**Work to complete**
Present the following entries again, word for word and in full.

**Raw data**

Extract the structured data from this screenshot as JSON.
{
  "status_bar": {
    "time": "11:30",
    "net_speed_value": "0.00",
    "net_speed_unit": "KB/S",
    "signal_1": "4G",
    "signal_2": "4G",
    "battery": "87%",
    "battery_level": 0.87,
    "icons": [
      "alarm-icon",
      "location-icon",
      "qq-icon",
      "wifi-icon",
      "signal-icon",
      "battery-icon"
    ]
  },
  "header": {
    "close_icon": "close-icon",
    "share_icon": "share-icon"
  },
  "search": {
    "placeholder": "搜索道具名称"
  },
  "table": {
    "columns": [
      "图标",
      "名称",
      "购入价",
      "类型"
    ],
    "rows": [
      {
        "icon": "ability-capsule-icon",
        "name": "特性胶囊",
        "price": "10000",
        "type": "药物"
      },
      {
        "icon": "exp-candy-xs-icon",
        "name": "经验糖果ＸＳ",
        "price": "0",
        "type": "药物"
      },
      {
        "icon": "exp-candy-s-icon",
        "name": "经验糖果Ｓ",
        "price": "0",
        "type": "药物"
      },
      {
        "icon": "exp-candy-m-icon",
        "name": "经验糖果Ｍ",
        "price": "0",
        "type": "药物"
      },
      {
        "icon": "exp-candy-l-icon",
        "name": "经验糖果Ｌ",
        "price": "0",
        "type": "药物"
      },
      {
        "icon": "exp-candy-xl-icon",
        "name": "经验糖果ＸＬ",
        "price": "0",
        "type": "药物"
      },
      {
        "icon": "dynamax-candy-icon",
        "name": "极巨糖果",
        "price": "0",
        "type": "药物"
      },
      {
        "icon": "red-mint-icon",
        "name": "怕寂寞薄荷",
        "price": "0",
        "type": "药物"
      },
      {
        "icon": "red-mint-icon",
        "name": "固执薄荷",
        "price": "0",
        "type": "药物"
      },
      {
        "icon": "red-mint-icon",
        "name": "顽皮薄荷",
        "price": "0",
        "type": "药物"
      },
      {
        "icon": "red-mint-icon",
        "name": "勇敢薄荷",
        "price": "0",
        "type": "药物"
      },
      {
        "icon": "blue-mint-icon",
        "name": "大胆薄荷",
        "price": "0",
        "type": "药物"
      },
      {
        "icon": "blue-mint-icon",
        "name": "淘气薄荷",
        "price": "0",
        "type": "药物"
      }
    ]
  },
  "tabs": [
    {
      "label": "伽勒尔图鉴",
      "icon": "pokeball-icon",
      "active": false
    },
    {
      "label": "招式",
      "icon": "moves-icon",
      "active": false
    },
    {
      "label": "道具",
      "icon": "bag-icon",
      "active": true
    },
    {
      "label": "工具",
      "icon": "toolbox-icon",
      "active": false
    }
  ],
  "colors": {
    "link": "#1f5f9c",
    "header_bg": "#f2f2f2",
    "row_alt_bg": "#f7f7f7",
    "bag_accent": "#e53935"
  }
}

**Answer box**
Extract the structured data from this screenshot as JSON.
{
  "status_bar": {
    "time": "11:30",
    "net_speed_value": "0.00",
    "net_speed_unit": "KB/S",
    "signal_1": "4G",
    "signal_2": "4G",
    "battery": "87%",
    "battery_level": 0.87,
    "icons": [
      "alarm-icon",
      "location-icon",
      "qq-icon",
      "wifi-icon",
      "signal-icon",
      "battery-icon"
    ]
  },
  "header": {
    "close_icon": "close-icon",
    "share_icon": "share-icon"
  },
  "search": {
    "placeholder": "搜索道具名称"
  },
  "table": {
    "columns": [
      "图标",
      "名称",
      "购入价",
      "类型"
    ],
    "rows": [
      {
        "icon": "ability-capsule-icon",
        "name": "特性胶囊",
        "price": "10000",
        "type": "药物"
      },
      {
        "icon": "exp-candy-xs-icon",
        "name": "经验糖果ＸＳ",
        "price": "0",
        "type": "药物"
      },
      {
        "icon": "exp-candy-s-icon",
        "name": "经验糖果Ｓ",
        "price": "0",
        "type": "药物"
      },
      {
        "icon": "exp-candy-m-icon",
        "name": "经验糖果Ｍ",
        "price": "0",
        "type": "药物"
      },
      {
        "icon": "exp-candy-l-icon",
        "name": "经验糖果Ｌ",
        "price": "0",
        "type": "药物"
      },
      {
        "icon": "exp-candy-xl-icon",
        "name": "经验糖果ＸＬ",
        "price": "0",
        "type": "药物"
      },
      {
        "icon": "dynamax-candy-icon",
        "name": "极巨糖果",
        "price": "0",
        "type": "药物"
      },
      {
        "icon": "red-mint-icon",
        "name": "怕寂寞薄荷",
        "price": "0",
        "type": "药物"
      },
      {
        "icon": "red-mint-icon",
        "name": "固执薄荷",
        "price": "0",
        "type": "药物"
      },
      {
        "icon": "red-mint-icon",
        "name": "顽皮薄荷",
        "price": "0",
        "type": "药物"
      },
      {
        "icon": "red-mint-icon",
        "name": "勇敢薄荷",
        "price": "0",
        "type": "药物"
      },
      {
        "icon": "blue-mint-icon",
        "name": "大胆薄荷",
        "price": "0",
        "type": "药物"
      },
      {
        "icon": "blue-mint-icon",
        "name": "淘气薄荷",
        "price": "0",
        "type": "药物"
      }
    ]
  },
  "tabs": [
    {
      "label": "伽勒尔图鉴",
      "icon": "pokeball-icon",
      "active": false
    },
    {
      "label": "招式",
      "icon": "moves-icon",
      "active": false
    },
    {
      "label": "道具",
      "icon": "bag-icon",
      "active": true
    },
    {
      "label": "工具",
      "icon": "toolbox-icon",
      "active": false
    }
  ],
  "colors": {
    "link": "#1f5f9c",
    "header_bg": "#f2f2f2",
    "row_alt_bg": "#f7f7f7",
    "bag_accent": "#e53935"
  }
}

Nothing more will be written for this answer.